Between 2009 when we began and 2013, we served over 40 lunches per year.
We made many friends, increased our Wine Club by four-fold, and raised over $250,000 to support education. This was from a winery with less than 1000 cases of production annually. Almost every lunch at least paid for itself in wine sales. It also provided employment and training for my sons. The top bid for a lunch for 6 hit $18,000 at the Sun Valley Wine Auction in 2012. Our luxury brand was on its way.
Extending a Luxury Brand
To extend our brand, we support our Wine Club community through curated experiences and adventures that I organize, all including our wine.
These experiences have included:
Safari to Kenya, enjoying vintner dinners in 5 different safari locations with regional foods from the local tribes.
Excursions to Italy, including Tuscany, Rome and Carnivale in Venice
A luxury resort owned by a Wine Club member on the island of Roatan, Honduras.
A weekend at Nick’s Cove on Tomales Bay, CA
The Sun Valley Wine Auction, in Idaho
The Vintners Holidays at The Ahwahnee Hotel, Yosemite National Park
Lake Tahoe, California, including the Lake Tahoe Shakespeare Festival
Sailing on San Francisco Bay on a 50 foot Swan
This year we are planning an intimate tour of Cuba with local chefs, sommeliers, musicians and art historians.
We dine in the finest restaurants with the best chefs in:
- New York
- San Francisco
- The Virgin Islands
- Puerto Rico
- California Wine Country
Extending the Halleck Vineyard brand has clearly punctuated another further critical requirement for a luxury brand: I call it Community or Ecosystem.
As a small brand, it is difficult to get and hold people’s attention.

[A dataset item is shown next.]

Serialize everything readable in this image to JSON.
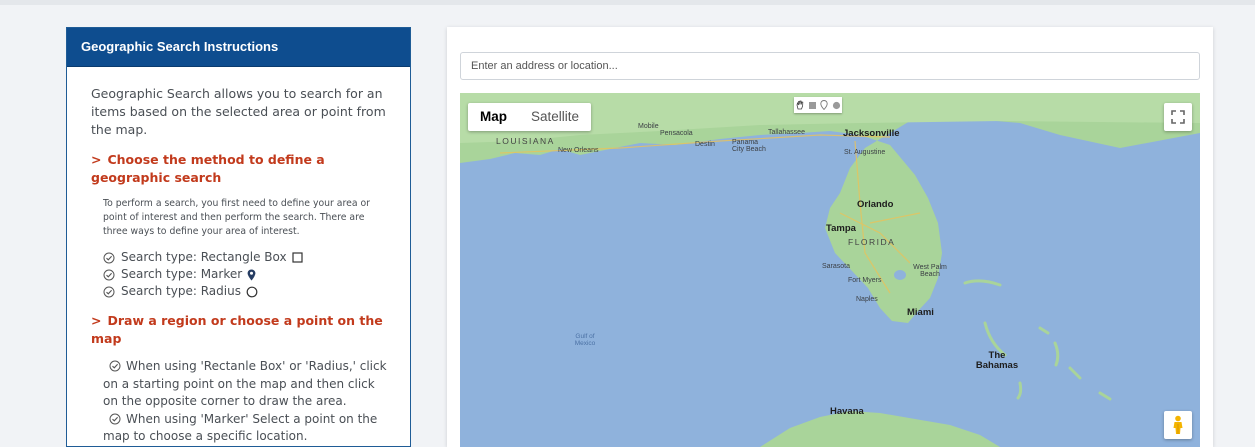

There is so much information that it is difficult to stand out or be noticed. Seeking recognition by competing is always a gamble. You win some and you lose some. And it is expensive.

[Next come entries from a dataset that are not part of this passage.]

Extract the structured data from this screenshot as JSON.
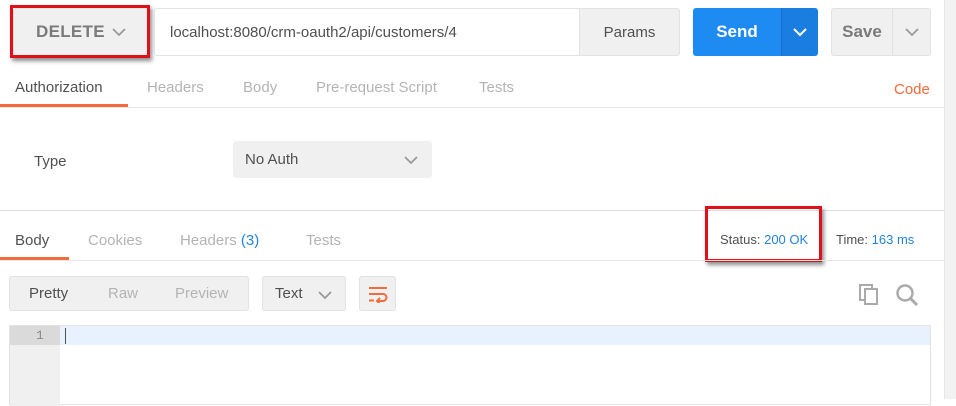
{
  "request": {
    "method": "DELETE",
    "url": "localhost:8080/crm-oauth2/api/customers/4",
    "params_label": "Params",
    "send_label": "Send",
    "save_label": "Save"
  },
  "request_tabs": [
    "Authorization",
    "Headers",
    "Body",
    "Pre-request Script",
    "Tests"
  ],
  "code_link": "Code",
  "auth": {
    "type_label": "Type",
    "type_value": "No Auth"
  },
  "response_tabs": {
    "body": "Body",
    "cookies": "Cookies",
    "headers": "Headers",
    "headers_count": "(3)",
    "tests": "Tests"
  },
  "status": {
    "label": "Status:",
    "value": "200 OK"
  },
  "time": {
    "label": "Time:",
    "value": "163 ms"
  },
  "view_modes": [
    "Pretty",
    "Raw",
    "Preview"
  ],
  "format": "Text",
  "editor": {
    "line_number": "1"
  },
  "colors": {
    "accent_orange": "#f26b3a",
    "send_blue": "#1d8bf1",
    "link_blue": "#2583d6",
    "highlight_red": "#e0101a"
  }
}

By drafting off the support, relationships and visibility of recognized partners, our status has been enhanced by a “halo effect”.
- We work with the top chefs in the finest restaurants in the world
- We travel to world destinations where we have friends waiting
- We support causes that align with our values to build and sustain our community.
We create opportunities to have fun and give back. These relationships amplify our relevance and impact.
Finally, and perhaps the most important element in creating a luxury brand, is a term I call Mystery.
If all of the above are in alignment (Authenticity, Provenance, Integrity, Passion, and Ecosystem) there forces at play that we cannot understand or control.
We have to let go. This requires surrender, regardless of any powers that we can bring to bear. It imbues humility and allows us to enjoy the ride.
At the end of the day, we can take neither credit nor responsibility. As vintners, we are dancing with Earth. She has large feet and always leads. Certainly on my journey, the forces that have contributed to our success could never have been orchestrated or foreseen.
In closing, when creating a brand, any brand, it is important that meaning is conveyed at every opportunity. I cannot say this enough: You must touch a person’s heart.
Our logo represents an H for Halleck. More importantly, it expresses “one to one”, as depicted by the Roman numerals. We intend to have personal contact with everyone who enjoys our wine. Hence we invite people to our home, share meals, travel across the country and the world to meet them, and invite them on trips around the world.
Viewing the dot as a grape, it has served as a plant of power for 8,000 years. This is 1,000 years before Mesopotamia and the birth of civilization. One might surmise that wine contributed to civilization. It was most certainly in the realm of the spiritual practitioner, healer, or shaman. Wine is sacred in all the major religions. And for good reason. It has the unique ability to connect us: to each other and powers beyond ourselves. It can elevate a conversation and enhance intimacy, building community. The circle represents our community.
This spirit is what carries us forward and imbues meaning into every bottle, glass, and moment. We are grateful to be doing this work.